= Beginning of Section =
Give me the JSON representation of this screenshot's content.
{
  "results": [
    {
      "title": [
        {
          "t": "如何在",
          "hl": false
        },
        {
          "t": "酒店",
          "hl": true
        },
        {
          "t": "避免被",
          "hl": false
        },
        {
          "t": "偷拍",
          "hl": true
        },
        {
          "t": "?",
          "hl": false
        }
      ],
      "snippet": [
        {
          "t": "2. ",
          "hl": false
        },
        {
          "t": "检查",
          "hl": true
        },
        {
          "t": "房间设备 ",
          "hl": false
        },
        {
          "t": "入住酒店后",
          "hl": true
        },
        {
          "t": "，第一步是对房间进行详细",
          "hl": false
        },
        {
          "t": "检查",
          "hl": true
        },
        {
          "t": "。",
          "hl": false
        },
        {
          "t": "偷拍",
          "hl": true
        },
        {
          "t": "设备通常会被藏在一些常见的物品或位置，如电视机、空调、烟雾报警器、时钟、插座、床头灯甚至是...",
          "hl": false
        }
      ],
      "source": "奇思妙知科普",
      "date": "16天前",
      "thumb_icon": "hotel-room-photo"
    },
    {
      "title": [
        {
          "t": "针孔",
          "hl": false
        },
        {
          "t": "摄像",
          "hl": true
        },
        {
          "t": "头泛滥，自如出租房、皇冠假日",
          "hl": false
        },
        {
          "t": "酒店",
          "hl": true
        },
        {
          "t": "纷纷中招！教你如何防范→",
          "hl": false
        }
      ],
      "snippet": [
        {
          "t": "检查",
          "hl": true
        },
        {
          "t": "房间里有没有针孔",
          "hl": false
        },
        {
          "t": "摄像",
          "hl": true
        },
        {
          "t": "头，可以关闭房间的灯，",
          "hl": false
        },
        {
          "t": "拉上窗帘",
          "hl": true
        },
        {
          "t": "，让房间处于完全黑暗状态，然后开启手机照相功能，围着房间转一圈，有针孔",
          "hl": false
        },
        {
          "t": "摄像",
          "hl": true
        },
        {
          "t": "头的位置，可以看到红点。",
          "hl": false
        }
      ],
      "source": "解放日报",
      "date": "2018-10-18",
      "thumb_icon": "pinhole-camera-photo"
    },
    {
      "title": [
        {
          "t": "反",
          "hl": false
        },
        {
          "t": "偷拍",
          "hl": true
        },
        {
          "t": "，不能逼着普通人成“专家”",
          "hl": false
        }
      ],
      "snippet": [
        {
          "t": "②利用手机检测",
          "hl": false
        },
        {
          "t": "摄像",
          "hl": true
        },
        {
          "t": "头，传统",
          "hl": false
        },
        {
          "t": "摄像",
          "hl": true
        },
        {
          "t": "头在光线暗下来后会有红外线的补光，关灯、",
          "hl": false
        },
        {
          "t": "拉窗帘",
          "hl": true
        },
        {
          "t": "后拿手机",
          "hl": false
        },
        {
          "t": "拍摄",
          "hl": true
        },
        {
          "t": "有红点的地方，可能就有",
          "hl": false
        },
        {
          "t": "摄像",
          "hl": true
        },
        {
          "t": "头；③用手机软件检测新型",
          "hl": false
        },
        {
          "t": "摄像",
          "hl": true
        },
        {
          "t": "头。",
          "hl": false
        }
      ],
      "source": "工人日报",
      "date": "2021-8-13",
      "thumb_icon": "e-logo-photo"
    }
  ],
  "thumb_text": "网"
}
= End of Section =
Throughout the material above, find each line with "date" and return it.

      "date": "16天前",
      "date": "2018-10-18",
      "date": "2021-8-13",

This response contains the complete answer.